100%

Scanned image of the page. Keyboard directions: use + to zoom in, - to zoom out, arrow keys to pan inside the viewer.

Page Options

Share

Something wrong?

Something wrong with this page? Report problem.

Rights / Permissions

The University of Michigan Library provides access to these materials for educational and research purposes. These materials may be under copyright. If you decide to use any of these materials, you are responsible for making your own legal assessment and securing any necessary permission. If you have questions about the collection, please contact the Bentley Historical Library at bentley.ref@umich.edu

August 15, 2003 - Image 29

Resource type:
Text
Publication:
The Detroit Jewish News, 2003-08-15

Disclaimer: Computer generated plain text may have errors. Read more about this.

in online

) JN Digest

Friends
nead

Seniors baking challah find nourishment in warm
memories of mother's kitchen.

) Back In Time

Look for Alexis P. Rubin's
"This Month in Jewish History"
for August.
vvvvw.detroitjewisluiews.corn

) What's Eating
Harry Kirsbaum?

wvvvv.detroitjewishnews.comkpinion

jewish.com

SHARON LUCKERMAN
Staff Writer

Coming on Wednesday,
August 20th, 2003

III

elen Ginsberg and Elizabeth Sherman are
entitled — they can sit back and rely on
others to do the cooking.
The two senior citizens live in Teitel
Jewish Apartments in Oak Park, where dinners are pre-
pared for them Monday through Friday.
But on July 31, when Jewish Apartment & Services
social workers lead by Jennifer Epstein Rube offered
residents of Teitel and the adjacent Prentis Jewish
Apartments a chance to make challah, Ginsberg and
Sherman, along with 18 other women and one man,
showed up ready to knead, roll, shape and bake challah
for Shabbat the next day.
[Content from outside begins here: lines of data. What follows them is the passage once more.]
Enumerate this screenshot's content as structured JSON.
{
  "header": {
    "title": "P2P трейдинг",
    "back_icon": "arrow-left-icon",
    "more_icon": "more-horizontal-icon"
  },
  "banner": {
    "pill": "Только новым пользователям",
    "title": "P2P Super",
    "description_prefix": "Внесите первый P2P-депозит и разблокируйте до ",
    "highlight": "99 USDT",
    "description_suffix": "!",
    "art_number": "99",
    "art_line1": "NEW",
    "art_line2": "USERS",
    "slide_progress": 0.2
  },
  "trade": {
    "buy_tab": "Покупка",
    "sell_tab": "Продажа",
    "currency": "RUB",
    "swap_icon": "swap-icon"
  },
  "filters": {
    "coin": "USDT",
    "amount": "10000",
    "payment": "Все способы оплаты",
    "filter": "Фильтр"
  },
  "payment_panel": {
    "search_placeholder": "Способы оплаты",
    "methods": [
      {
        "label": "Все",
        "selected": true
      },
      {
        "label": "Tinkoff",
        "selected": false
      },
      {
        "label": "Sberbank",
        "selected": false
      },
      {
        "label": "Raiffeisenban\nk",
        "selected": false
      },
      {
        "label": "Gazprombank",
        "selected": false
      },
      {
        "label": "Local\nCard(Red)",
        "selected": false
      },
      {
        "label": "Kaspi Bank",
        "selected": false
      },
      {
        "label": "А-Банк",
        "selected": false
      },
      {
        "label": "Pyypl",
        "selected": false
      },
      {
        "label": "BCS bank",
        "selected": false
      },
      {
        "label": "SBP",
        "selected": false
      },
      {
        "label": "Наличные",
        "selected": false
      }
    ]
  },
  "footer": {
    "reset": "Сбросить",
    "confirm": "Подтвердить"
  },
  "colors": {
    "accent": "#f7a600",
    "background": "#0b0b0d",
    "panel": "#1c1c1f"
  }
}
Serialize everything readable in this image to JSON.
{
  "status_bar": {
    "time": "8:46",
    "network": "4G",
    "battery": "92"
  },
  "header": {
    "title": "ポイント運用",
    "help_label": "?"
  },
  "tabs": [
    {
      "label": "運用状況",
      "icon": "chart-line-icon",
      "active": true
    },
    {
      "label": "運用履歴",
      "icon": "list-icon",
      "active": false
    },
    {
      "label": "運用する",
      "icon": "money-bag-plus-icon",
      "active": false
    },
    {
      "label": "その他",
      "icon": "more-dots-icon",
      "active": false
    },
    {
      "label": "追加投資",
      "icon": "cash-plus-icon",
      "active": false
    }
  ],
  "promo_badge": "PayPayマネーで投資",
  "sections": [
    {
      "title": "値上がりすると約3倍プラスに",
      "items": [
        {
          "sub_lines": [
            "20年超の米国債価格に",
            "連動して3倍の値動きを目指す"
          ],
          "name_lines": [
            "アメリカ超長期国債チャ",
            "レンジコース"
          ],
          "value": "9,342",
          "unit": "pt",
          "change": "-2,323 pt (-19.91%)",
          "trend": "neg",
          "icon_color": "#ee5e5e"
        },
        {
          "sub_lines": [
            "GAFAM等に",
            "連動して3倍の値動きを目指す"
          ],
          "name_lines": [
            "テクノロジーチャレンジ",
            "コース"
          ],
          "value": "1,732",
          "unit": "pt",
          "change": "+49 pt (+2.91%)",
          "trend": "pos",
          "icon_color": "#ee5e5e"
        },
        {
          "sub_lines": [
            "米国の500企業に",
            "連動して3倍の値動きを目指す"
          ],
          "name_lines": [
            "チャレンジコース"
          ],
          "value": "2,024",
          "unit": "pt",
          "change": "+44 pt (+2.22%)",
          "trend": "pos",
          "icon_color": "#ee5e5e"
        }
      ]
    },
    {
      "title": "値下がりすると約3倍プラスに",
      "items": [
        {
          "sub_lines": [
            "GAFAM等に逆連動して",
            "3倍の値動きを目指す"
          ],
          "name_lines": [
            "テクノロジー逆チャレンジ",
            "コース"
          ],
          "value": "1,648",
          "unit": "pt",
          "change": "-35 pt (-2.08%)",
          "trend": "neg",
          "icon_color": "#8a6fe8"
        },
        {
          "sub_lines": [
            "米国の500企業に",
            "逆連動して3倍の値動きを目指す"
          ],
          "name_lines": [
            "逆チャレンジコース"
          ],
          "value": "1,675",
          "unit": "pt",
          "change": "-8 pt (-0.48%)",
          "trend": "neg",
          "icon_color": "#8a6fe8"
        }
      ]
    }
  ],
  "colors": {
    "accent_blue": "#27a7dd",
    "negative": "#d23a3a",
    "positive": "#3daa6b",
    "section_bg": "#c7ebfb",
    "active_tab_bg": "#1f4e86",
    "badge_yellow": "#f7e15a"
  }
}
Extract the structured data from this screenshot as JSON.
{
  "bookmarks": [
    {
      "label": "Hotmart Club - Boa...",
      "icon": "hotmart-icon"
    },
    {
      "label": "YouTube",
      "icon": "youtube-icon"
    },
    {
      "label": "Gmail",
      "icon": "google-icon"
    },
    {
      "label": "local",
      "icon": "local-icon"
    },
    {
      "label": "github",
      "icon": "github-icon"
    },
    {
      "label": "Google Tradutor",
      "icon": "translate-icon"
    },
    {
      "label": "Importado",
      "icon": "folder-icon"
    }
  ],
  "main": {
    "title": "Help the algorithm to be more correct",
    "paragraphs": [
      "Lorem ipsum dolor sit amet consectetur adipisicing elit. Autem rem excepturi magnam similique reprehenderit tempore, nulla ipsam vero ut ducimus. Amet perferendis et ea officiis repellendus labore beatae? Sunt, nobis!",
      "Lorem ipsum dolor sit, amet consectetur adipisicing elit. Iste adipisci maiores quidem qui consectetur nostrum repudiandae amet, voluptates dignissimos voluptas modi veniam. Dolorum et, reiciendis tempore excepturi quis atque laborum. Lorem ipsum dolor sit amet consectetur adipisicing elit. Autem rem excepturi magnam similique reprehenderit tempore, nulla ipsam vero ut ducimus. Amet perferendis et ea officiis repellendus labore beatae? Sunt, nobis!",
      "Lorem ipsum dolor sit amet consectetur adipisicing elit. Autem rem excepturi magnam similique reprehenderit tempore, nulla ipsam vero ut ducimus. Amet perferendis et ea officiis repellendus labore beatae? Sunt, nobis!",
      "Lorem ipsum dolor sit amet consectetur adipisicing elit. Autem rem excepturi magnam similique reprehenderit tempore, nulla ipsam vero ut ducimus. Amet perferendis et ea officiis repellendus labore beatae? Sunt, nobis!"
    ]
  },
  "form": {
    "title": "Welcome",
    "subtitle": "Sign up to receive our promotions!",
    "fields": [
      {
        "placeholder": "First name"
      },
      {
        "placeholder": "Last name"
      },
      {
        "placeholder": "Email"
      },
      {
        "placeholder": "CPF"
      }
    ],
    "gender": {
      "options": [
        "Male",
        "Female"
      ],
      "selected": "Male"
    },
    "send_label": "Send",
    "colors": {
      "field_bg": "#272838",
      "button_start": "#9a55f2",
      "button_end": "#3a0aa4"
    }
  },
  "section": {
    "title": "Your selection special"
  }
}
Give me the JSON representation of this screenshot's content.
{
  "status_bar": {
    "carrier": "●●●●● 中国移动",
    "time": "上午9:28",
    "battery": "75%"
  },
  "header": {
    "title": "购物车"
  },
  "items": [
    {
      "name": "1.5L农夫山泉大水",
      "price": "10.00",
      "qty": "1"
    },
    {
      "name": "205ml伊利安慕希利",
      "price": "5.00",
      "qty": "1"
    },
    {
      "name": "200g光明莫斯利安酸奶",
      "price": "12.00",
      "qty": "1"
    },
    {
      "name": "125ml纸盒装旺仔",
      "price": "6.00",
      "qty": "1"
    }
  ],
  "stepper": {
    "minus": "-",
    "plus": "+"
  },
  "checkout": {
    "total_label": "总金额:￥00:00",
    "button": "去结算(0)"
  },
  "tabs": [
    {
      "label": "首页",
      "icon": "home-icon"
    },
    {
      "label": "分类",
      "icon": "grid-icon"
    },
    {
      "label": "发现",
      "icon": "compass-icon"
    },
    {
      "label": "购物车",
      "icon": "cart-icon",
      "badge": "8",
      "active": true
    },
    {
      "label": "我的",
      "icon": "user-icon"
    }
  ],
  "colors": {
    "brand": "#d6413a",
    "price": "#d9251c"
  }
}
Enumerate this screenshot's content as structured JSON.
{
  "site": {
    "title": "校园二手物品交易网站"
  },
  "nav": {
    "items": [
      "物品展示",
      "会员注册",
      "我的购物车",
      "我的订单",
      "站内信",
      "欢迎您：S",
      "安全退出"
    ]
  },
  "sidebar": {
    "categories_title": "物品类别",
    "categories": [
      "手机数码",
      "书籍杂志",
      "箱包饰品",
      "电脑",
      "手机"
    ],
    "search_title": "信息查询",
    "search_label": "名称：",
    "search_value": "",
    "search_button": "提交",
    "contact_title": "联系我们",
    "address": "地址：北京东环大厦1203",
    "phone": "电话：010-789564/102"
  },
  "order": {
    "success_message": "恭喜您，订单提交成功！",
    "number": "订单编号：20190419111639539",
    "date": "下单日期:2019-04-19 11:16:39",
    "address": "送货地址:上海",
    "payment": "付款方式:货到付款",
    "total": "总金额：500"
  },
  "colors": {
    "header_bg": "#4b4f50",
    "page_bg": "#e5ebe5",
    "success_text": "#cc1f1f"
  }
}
They would gather again
Aug. 13 to make kreplach.
The group made 350 individual breads for the resi-
dents of both apartment buildings and 150 more to
distribute to the Meals on Wheels program for house-
bound seniors.
The touch of the dough, the smell of it baking and
the taste of the result brought more than culinary
delight.
"This place has spoiled me — I don't cook or bake,"
says Esther Frances Friedman, Prentis' longest resident
at 28 years. "But when I was on the elevator coming
down for Shabbat dinner and started to smell that
wonderful food ..."
Her face brightened at thoughts of the indescribable
experience.
"Eating the challah reminded me of being a child
again and eating challah in my mother's kitchen," said
Elizabeth Sherman. "The challah gave a warm feeling
to everyone who enjoyed it, whether they baked it or
not."
Helen Ginsberg added that the homemade challah
tasted just like her mother's.
The staff of Morrison Senior Dining, the in-house
food service provider for Jewish Apartments &
Services, was in charge of finding a recipe that could
make a large quantity of bread and pass the taste test
of these veteran challah makers.
After combing through several Jewish cookbooks
and experimenting with the recipes, Morrison's Jeff
Rosenberg, Scott Young and David Dye came up with
a winner. And then the recipe had to be available in
both English and Russian for the diverse community.
"The challah had the sweet taste that I love. It was a
wonderful treat," said Ann Yancovitch, Teitel vice
president of the resident council.
But if making 500 challahs in an afternoon sounds
like mostly hard work, think again. After the project
was over, Morrison staffer Scott Young reported,
"There was a lot of laughter going on here today."( 1

Selected news and feature stories
from the Detroit Jewish News.
wwvv.detroitjewishnews.cominews

LIVE ONLINE CHAT WITH
IRWIN KULA PROM
SIMPLE WISDOM!

Irwin Kula

Above: Oak Park residents Ellen Mayar, Esther Frances
Friedman and Frieda Lubinsky work with Scott Young as they
begin measuring ingredients for a batch of challah.

Below: Ruth Rita Kronenberg and Lola Kwasniewski ready
challah to be baked

For just two months now,
we've been privy to regular
essays and videos from this
nationally-distributed public
television series, focusing on
religion, self-help and
spirituality. Now the thinker,
speaker, teacher and rabbi
behind it all brings us the
deepest wisdom of the,Jewish
tradition (both ancient and
contemporary) for the
challenges in our daily lives.
Kula is a nationally-recognized
spiritual leader and will be
offering his interactive insight
to all registered members, free.
Find out how true spirituality
is within our grasp and how
quality of life is directly related
to the depth of our connection
to others. Check
www.jewish.com for the most
recent updates on this event.

online

www.detroitjewishnews.com/advertisers

PARTIES

Patti's Parties

Photos by Larry Machlis

...

www.pattisparties.invitations.com

For online
advertising, call
248-354-6060

AM
,
8/15
2003

29

Back to Top

© 2020 Regents of the University of Michigan